Did you ever go bowling with someone who picked up his ball out of the rack and slammed it into his own head four or five times before walking down the lane and knocking over all the pins with a head-first Mark Spitz butterfly demonstration under the pinspotter?
Of course you didn’t. Unless you were making a bowling movie with Jerry Lewis.
Because 1) almost no one is that stupid; 2) you would feel ridiculous and embarrassed bowling with someone who did that; and 3) someone that dumb most likely has a reputation for stupidity and generally would be banned from your bowling alley. But in the clown show revealed in recent months to be masquerading as the Douglas County prosecutor’s office, such antics are prized and may even be prerequisites for being hired – and God forbid – elected to head up the joint.
Only a true clown, afterall – or a pseudo-lawyer with the memory of a goldfish – would make up some ridiculous schoolyard attack against a Kansas newspaper in an effort to deny access to a public record so soon after the recent press censorship meteor impact out at Marion, Kansas.
But surprise – that’s exactly what deputy district attorney for Douglas County Joshua Seiden did earlier this month when he protested – in writing, no less – a request by the Lawrence Journal World for a copy of a probable cause affidavit in the arrest of a suspect in a stabbing that happened up by Lawrence’s Kaw River Hobo Jungle. Seiden told a district court judge she should ignore the state law that requires those affidavits be made available to the public – not just to newspapers, mind you, but to any Tom, Dick or Harry who might request to see them just like the law says – because he doesn’t like the way the newspaper’s ink rubs off on his fingers.
“While the Lawrence Journal-World may claim that it requests this information because it is in the public interest, the sad reality is that the Lawrence Journal-World is a fledgling publication devoid of journalist integrity and constantly on the prowl for potential clickbait,” Seiden huffed to the judge, his wower wip pooched out in anger.
To her credit, the judge in the case lined Seiden out with a pre-law primer that, yes, state law actually does apply in Douglas County, and that his disrespect for the law, open government and the practice of journalism – was “disconcerting.” Her only failure was in not defining the word “fledgling” for him.
Let’s hope there’s a vaccine for the recent pandemic of stupidity infecting the Kansas legal profession. Seiden’s boss, Douglas County DA Susan Valdez, professed several months ago Kansas’ recently-passed “Women’s Bill of Rights” had no bearing in Douglas County and that she would not charge criminal complaints brought under it. Valdez believes no pesky law passed by a duly elected legislature should interfere with the rich Free State tradition of allowing boys to perv on your daughter in the women’s restroom.

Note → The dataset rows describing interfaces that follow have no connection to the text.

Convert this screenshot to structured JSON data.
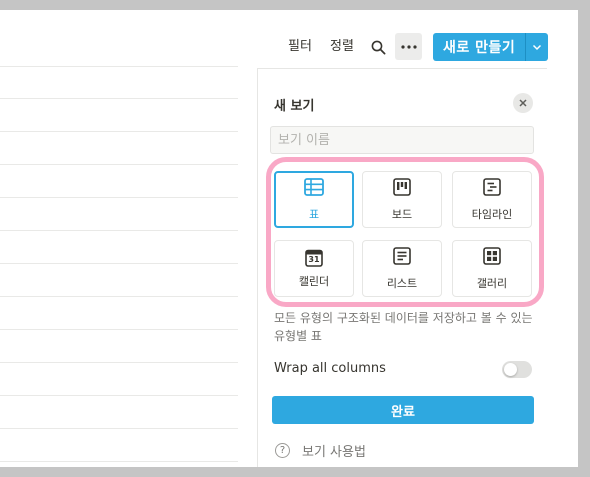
{
  "toolbar": {
    "filter_label": "필터",
    "sort_label": "정렬",
    "search_icon": "search-icon",
    "more_icon": "more-horizontal-icon",
    "new_button_label": "새로 만들기",
    "new_dropdown_icon": "chevron-down-icon"
  },
  "panel": {
    "title": "새 보기",
    "close_icon": "close-icon",
    "name_placeholder": "보기 이름",
    "types": [
      {
        "label": "표",
        "icon": "table-icon",
        "selected": true
      },
      {
        "label": "보드",
        "icon": "board-icon",
        "selected": false
      },
      {
        "label": "타임라인",
        "icon": "timeline-icon",
        "selected": false
      },
      {
        "label": "캘린더",
        "icon": "calendar-icon",
        "selected": false
      },
      {
        "label": "리스트",
        "icon": "list-icon",
        "selected": false
      },
      {
        "label": "갤러리",
        "icon": "gallery-icon",
        "selected": false
      }
    ],
    "calendar_day": "31",
    "description": "모든 유형의 구조화된 데이터를 저장하고 볼 수 있는 유형별 표",
    "wrap_label": "Wrap all columns",
    "wrap_enabled": false,
    "done_label": "완료",
    "help_symbol": "?",
    "help_label": "보기 사용법"
  },
  "colors": {
    "accent": "#2ea8e0",
    "highlight": "#f9a8c6"
  }
}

Nor does Valdez believe any mere white dude ought to be giving orders about how the local court operates, even if he (italic) is (end italic) DGCO Chief Judge James McCabria, whose job is to give orders about how the local court operates. Valdez had barely taken office in January 2021 when she called McCabria a sexist and a liar because he ordered Covid-era jury trials to take place at the Douglas County Fairgrounds to allow for social distancing. The dust up ended up with a formal disciplinary complaint against Valdez, brought on of course not because she’s an incompetent, unprofessional, bipolar entitled child, but due to sexism and racism.
“You should be ashamed of yourself. We were TOLD, not consulted. The only reason you commented is because I am a Hispanic female (in) a position of power. … I will shine the light of truth on everything,” Valdez said in text messages quoted by the Lawrence Times website. Hope she doesn’t need to request a probable cause affidavit to shine that “light of truth.”
The ignorance and disdain for the law shown lately by Kansas courts and prosecutors is really no laughing matter. Are Kansas law schools skipping the chapters on open records and free speech altogether? The judge and police chief in Marion who conjured the ridiculous search warrants that eventually caused the death of the publisher’s mother clearly had no idea what they were doing or simply didn’t care. Kansas court proceedings shouldn’t look like a bowling alley where Lewis is reaching for a 16-pounder.
For the public’s sake let’s hope competent prosecutors and judges are the rule not the exception, and Kansas can pick up the spare.
Dane Hicks is a graduate of the University of Missouri School of Journalism and the United States Marine Corps Officer Candidate School at Quantico, VA. He is the author of novels "The Skinning Tree" and "A Whisper For Help." As publisher of the Anderson County Review in Garnett, KS., he is a recipient of the Kansas Press Association's Boyd Community Service Award as well as more than 60 awards for excellence in news, editorial and photography.